Activity –
Please output the entries that follow exactly, without a single image.

Entries from a dataset of interfaces –
# # # #

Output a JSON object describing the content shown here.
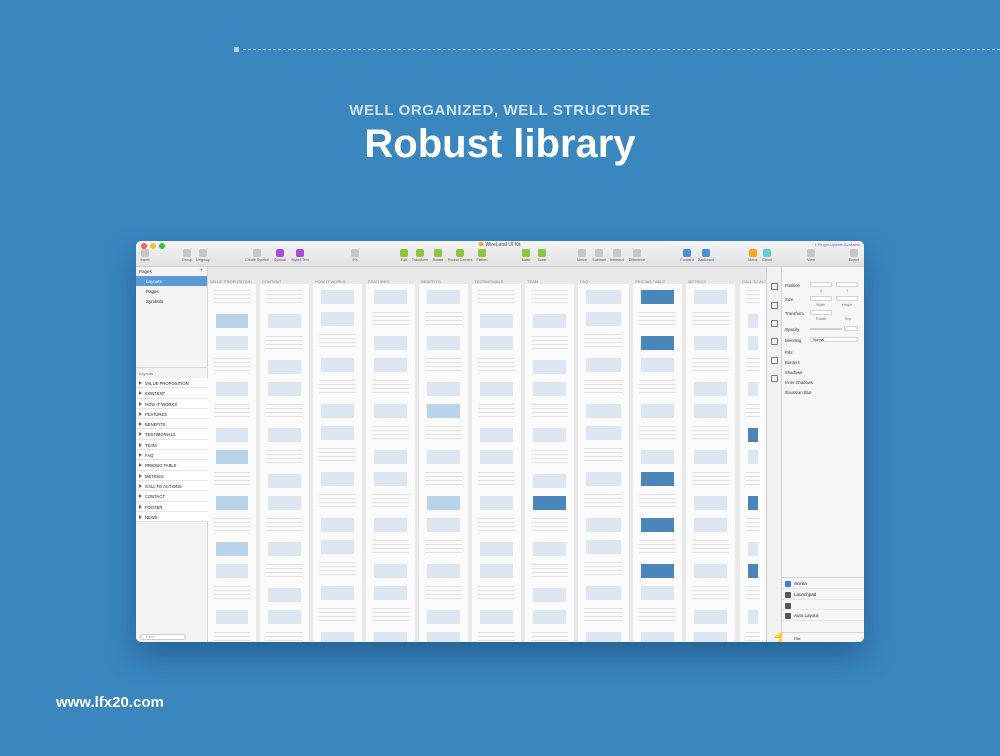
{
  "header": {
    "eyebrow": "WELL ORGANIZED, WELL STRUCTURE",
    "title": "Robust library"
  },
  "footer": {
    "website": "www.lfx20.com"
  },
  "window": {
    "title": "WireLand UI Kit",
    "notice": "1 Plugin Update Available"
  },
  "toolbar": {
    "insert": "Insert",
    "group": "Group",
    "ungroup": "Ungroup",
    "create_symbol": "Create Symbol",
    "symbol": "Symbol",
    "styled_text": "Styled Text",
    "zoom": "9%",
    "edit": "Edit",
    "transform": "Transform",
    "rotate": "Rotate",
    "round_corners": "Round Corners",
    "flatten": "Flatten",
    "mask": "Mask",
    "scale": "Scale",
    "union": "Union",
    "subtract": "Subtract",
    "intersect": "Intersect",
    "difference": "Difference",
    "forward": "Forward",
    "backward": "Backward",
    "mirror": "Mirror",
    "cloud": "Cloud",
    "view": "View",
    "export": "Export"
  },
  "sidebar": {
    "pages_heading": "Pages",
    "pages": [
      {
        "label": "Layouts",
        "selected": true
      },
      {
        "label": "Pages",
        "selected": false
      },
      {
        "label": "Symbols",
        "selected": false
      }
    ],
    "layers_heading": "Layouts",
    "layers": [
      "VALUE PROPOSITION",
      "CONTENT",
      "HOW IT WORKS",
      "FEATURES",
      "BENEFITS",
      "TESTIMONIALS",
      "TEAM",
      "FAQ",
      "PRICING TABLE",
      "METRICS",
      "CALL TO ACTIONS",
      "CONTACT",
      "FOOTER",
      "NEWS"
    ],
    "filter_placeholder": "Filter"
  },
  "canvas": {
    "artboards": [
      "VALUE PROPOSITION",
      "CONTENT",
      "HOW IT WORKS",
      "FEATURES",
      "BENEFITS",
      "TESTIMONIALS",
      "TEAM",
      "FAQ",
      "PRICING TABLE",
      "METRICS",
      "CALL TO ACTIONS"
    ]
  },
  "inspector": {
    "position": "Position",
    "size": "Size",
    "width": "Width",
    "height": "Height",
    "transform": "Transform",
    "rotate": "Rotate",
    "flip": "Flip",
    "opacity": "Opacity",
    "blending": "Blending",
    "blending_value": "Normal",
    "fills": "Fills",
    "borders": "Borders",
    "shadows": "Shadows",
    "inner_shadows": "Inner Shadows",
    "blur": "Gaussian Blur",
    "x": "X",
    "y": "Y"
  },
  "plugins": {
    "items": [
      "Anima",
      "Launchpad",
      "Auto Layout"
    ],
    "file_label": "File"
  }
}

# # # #

Result of this task –
Output a JSON object describing the content shown here.
{
  "header": {
    "eyebrow": "WELL ORGANIZED, WELL STRUCTURE",
    "title": "Robust library"
  },
  "footer": {
    "website": "www.lfx20.com"
  },
  "window": {
    "title": "WireLand UI Kit",
    "notice": "1 Plugin Update Available"
  },
  "toolbar": {
    "insert": "Insert",
    "group": "Group",
    "ungroup": "Ungroup",
    "create_symbol": "Create Symbol",
    "symbol": "Symbol",
    "styled_text": "Styled Text",
    "zoom": "9%",
    "edit": "Edit",
    "transform": "Transform",
    "rotate": "Rotate",
    "round_corners": "Round Corners",
    "flatten": "Flatten",
    "mask": "Mask",
    "scale": "Scale",
    "union": "Union",
    "subtract": "Subtract",
    "intersect": "Intersect",
    "difference": "Difference",
    "forward": "Forward",
    "backward": "Backward",
    "mirror": "Mirror",
    "cloud": "Cloud",
    "view": "View",
    "export": "Export"
  },
  "sidebar": {
    "pages_heading": "Pages",
    "pages": [
      {
        "label": "Layouts",
        "selected": true
      },
      {
        "label": "Pages",
        "selected": false
      },
      {
        "label": "Symbols",
        "selected": false
      }
    ],
    "layers_heading": "Layouts",
    "layers": [
      "VALUE PROPOSITION",
      "CONTENT",
      "HOW IT WORKS",
      "FEATURES",
      "BENEFITS",
      "TESTIMONIALS",
      "TEAM",
      "FAQ",
      "PRICING TABLE",
      "METRICS",
      "CALL TO ACTIONS",
      "CONTACT",
      "FOOTER",
      "NEWS"
    ],
    "filter_placeholder": "Filter"
  },
  "canvas": {
    "artboards": [
      "VALUE PROPOSITION",
      "CONTENT",
      "HOW IT WORKS",
      "FEATURES",
      "BENEFITS",
      "TESTIMONIALS",
      "TEAM",
      "FAQ",
      "PRICING TABLE",
      "METRICS",
      "CALL TO ACTIONS"
    ]
  },
  "inspector": {
    "position": "Position",
    "size": "Size",
    "width": "Width",
    "height": "Height",
    "transform": "Transform",
    "rotate": "Rotate",
    "flip": "Flip",
    "opacity": "Opacity",
    "blending": "Blending",
    "blending_value": "Normal",
    "fills": "Fills",
    "borders": "Borders",
    "shadows": "Shadows",
    "inner_shadows": "Inner Shadows",
    "blur": "Gaussian Blur",
    "x": "X",
    "y": "Y"
  },
  "plugins": {
    "items": [
      "Anima",
      "Launchpad",
      "Auto Layout"
    ],
    "file_label": "File"
  }
}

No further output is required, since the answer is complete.